Brief: Only the lines that hold "legend" should be in the answer, each copied from the data below.

Start of Dataset excerpts

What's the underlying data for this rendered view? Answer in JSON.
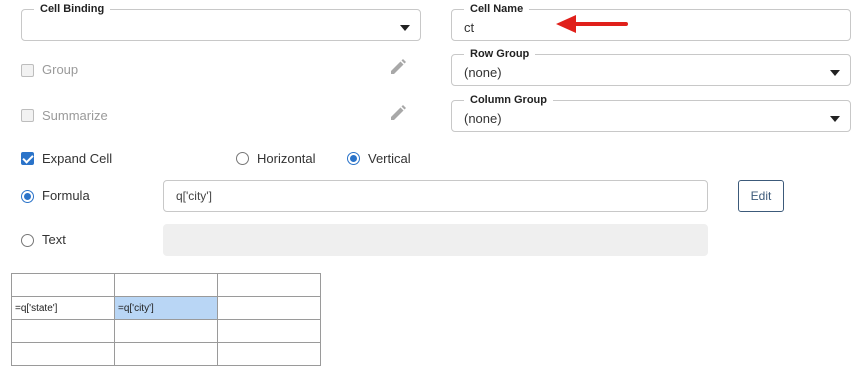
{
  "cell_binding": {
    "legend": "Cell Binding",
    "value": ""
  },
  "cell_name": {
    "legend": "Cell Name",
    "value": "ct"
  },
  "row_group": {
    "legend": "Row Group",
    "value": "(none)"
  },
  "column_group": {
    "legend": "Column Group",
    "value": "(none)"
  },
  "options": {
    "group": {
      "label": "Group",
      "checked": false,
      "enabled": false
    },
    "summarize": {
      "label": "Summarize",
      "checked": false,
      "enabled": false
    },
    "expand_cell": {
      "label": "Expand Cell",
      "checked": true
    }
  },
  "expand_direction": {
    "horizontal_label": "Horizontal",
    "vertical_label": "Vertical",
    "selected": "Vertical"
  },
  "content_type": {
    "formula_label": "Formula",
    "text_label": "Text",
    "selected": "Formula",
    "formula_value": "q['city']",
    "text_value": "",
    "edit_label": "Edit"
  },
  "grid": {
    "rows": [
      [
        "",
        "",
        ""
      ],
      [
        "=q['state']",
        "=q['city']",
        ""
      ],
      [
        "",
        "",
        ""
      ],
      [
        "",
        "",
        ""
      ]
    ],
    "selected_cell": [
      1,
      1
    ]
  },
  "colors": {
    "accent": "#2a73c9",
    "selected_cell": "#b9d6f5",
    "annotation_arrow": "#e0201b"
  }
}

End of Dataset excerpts
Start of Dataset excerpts

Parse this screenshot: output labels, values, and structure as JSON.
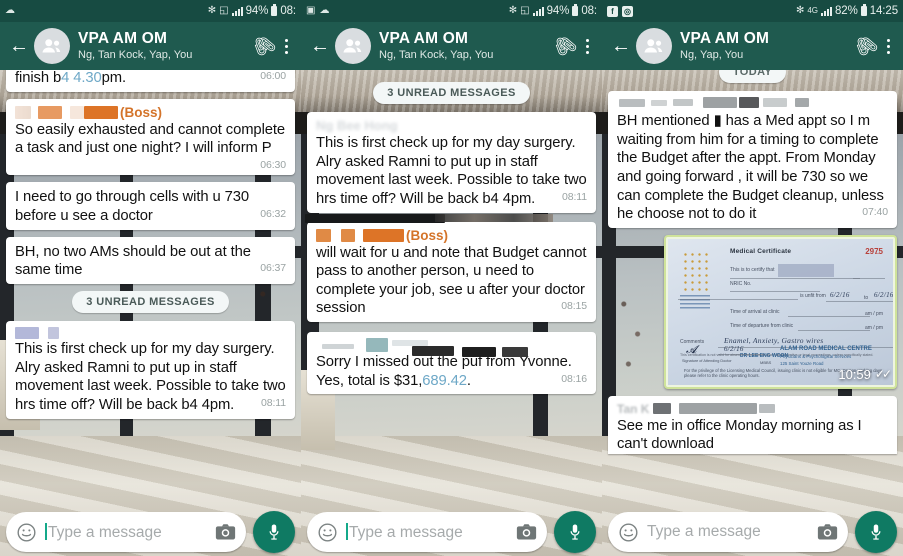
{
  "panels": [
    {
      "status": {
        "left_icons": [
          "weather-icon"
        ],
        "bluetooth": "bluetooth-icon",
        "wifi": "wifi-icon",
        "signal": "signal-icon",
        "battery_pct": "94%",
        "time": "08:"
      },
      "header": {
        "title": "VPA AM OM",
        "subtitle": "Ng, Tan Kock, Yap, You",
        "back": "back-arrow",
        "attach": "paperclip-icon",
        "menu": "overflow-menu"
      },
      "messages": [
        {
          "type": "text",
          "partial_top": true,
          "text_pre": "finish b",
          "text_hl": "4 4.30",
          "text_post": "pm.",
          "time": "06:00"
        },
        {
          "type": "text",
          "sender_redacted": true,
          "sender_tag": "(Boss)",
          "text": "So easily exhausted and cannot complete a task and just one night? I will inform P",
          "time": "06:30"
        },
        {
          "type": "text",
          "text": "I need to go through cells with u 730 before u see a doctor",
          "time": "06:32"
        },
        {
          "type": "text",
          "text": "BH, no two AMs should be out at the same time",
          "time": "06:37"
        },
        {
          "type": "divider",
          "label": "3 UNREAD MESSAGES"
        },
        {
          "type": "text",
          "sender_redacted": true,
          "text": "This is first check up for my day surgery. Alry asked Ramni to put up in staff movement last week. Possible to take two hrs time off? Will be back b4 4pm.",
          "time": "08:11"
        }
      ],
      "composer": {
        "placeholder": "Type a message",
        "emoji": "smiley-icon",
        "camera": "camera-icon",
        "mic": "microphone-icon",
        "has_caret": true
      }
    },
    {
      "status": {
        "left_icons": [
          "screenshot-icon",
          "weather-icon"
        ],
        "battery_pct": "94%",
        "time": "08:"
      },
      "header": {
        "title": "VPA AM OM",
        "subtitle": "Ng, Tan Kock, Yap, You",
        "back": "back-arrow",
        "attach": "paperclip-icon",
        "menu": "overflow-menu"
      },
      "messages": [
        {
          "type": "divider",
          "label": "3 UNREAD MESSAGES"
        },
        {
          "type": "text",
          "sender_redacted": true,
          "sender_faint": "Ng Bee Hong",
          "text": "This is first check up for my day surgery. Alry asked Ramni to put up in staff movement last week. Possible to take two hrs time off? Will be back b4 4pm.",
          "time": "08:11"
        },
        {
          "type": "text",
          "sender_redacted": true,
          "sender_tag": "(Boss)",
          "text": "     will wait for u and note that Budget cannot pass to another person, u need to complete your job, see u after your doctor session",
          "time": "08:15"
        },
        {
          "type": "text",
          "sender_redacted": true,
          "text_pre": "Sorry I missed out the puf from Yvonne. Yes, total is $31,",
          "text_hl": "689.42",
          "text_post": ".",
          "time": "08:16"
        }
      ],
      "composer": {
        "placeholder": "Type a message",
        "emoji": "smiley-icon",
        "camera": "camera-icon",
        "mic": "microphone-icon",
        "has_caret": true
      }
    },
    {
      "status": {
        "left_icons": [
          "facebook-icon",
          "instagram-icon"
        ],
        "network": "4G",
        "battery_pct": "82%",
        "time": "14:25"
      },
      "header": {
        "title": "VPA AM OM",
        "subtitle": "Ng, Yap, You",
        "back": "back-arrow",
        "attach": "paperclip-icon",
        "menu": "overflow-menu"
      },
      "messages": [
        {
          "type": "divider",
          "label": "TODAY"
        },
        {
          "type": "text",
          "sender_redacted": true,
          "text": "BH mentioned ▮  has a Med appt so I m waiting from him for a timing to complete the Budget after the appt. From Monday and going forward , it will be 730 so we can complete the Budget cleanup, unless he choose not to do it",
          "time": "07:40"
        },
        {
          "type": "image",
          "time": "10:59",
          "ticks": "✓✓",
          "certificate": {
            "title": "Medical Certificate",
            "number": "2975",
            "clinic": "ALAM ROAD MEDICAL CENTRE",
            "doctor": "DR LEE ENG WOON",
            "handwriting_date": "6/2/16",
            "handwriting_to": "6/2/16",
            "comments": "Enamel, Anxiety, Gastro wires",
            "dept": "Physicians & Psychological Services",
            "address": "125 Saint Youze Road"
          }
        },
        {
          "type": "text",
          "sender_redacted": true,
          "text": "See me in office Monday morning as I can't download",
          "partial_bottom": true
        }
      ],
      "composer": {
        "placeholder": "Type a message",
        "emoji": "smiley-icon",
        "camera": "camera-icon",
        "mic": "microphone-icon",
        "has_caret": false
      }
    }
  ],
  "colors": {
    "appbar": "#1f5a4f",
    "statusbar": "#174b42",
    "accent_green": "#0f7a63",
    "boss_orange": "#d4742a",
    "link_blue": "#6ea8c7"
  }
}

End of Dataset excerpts

Reply:
    "legend": "Cell Binding",
    "legend": "Cell Name",
    "legend": "Row Group",
    "legend": "Column Group",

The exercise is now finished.